The idea for Macrina Bakery & Cafe existed long before we opened our doors. The seed was planted while Leslie Mackie was in cooking school and continued to take root throughout her early restaurant career and during her travels.
In the search for a name for this new bakery, I wanted something not connected to any country or culture, yet reflecting my philosophy.
First liking the sound of the name Macrina, the 4th century Greek mystic and visionary, I later discovered through research, that Macrina started one of the first communities that held property in common and emphasized a simple, self-sufficient life. Caring as much as I do about the connection between bread and the communion of sharing that happens at meals, there is a natural bond with the philosophy of Macrina’s community.
Much has been written about the mystique of bread and how a simple and elementary food has such magnetism— the soul and passion of the baker transcends into the loaf that is shared with the community.
Based on the model of the traditional old-world village bakery; the bread has unique characteristics because of the use of available regional ingredients. The rustic European breads and baked goods from Macrina use as many indigenous products as possible as well as organic grains and natural ingredients.

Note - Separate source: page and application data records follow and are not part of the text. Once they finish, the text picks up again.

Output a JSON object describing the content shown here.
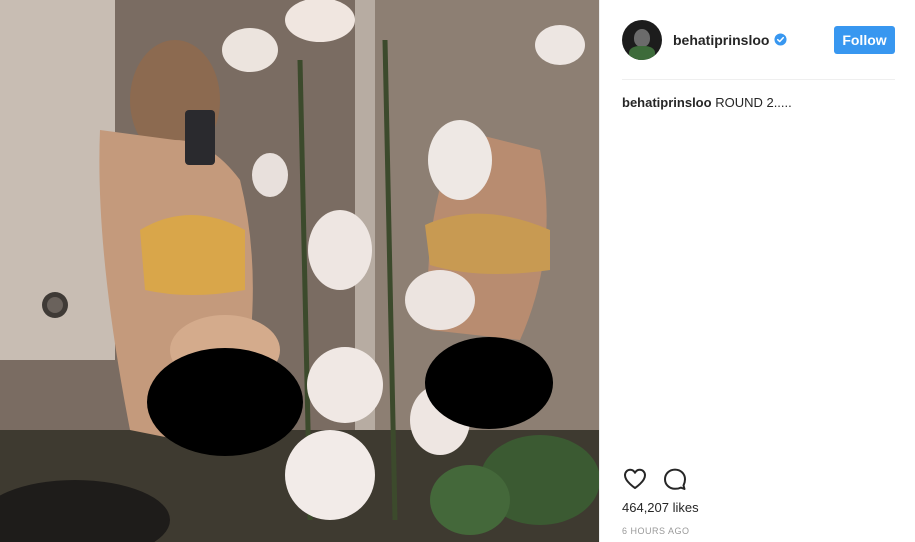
{
  "post": {
    "username": "behatiprinsloo",
    "verified": true,
    "follow_label": "Follow",
    "caption_user": "behatiprinsloo",
    "caption_text": "ROUND 2.....",
    "likes": "464,207 likes",
    "timestamp": "6 HOURS AGO"
  },
  "icons": {
    "avatar": "avatar-icon",
    "verified": "verified-badge-icon",
    "like": "heart-icon",
    "comment": "comment-icon"
  },
  "colors": {
    "follow_button": "#3897f0",
    "verified_badge": "#3897f0",
    "text": "#262626",
    "muted": "#999999"
  }
}
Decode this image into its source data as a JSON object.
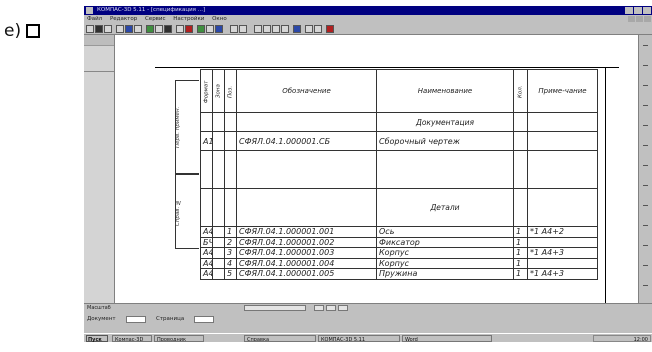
{
  "outer_label": "e)",
  "window": {
    "title": "КОМПАС-3D 5.11 - [спецификация ...]",
    "menu": [
      "Файл",
      "Редактор",
      "Сервис",
      "Настройки",
      "Окно"
    ]
  },
  "spec": {
    "headers": {
      "format": "Формат",
      "zone": "Зона",
      "pos": "Поз.",
      "designation": "Обозначение",
      "name": "Наименование",
      "qty": "Кол.",
      "note": "Приме-чание"
    },
    "section_documentation": "Документация",
    "doc_row": {
      "format": "А1",
      "designation": "СФЯЛ.04.1.000001.СБ",
      "name": "Сборочный чертеж"
    },
    "section_details": "Детали",
    "rows": [
      {
        "format": "А4",
        "pos": "1",
        "designation": "СФЯЛ.04.1.000001.001",
        "name": "Ось",
        "qty": "1",
        "note": "*1 А4+2"
      },
      {
        "format": "БЧ",
        "pos": "2",
        "designation": "СФЯЛ.04.1.000001.002",
        "name": "Фиксатор",
        "qty": "1",
        "note": ""
      },
      {
        "format": "А4",
        "pos": "3",
        "designation": "СФЯЛ.04.1.000001.003",
        "name": "Корпус",
        "qty": "1",
        "note": "*1 А4+3"
      },
      {
        "format": "А4",
        "pos": "4",
        "designation": "СФЯЛ.04.1.000001.004",
        "name": "Корпус",
        "qty": "1",
        "note": ""
      },
      {
        "format": "А4",
        "pos": "5",
        "designation": "СФЯЛ.04.1.000001.005",
        "name": "Пружина",
        "qty": "1",
        "note": "*1 А4+3"
      }
    ],
    "stamp_top": "Перв. примен.",
    "stamp_bottom": "Справ. №"
  },
  "statusbar": {
    "left": "Масштаб"
  },
  "bottom_panel": {
    "label1": "Документ",
    "label2": "Страница"
  },
  "taskbar": {
    "start": "Пуск",
    "tasks": [
      "Компас-3D",
      "Проводник",
      "Справка",
      "КОМПАС-3D 5.11",
      "Word"
    ],
    "clock": "12:00"
  }
}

The philosophy of the bakery is to enhance both the natural products and the flavor of the various grains. The baked goods are created from Northwest apples, potatoes, cranberries and hazelnuts, as well as wheat, rye, barley and buckwheat flour. Macrina Casera, the house bread, was developed to be eaten at any meal, complementing all foods.
The bakers at Macrina love bread and that shows in the quality. This is bread that celebrates the tradition of breaking bread with family and friends.
- Leslie Mackie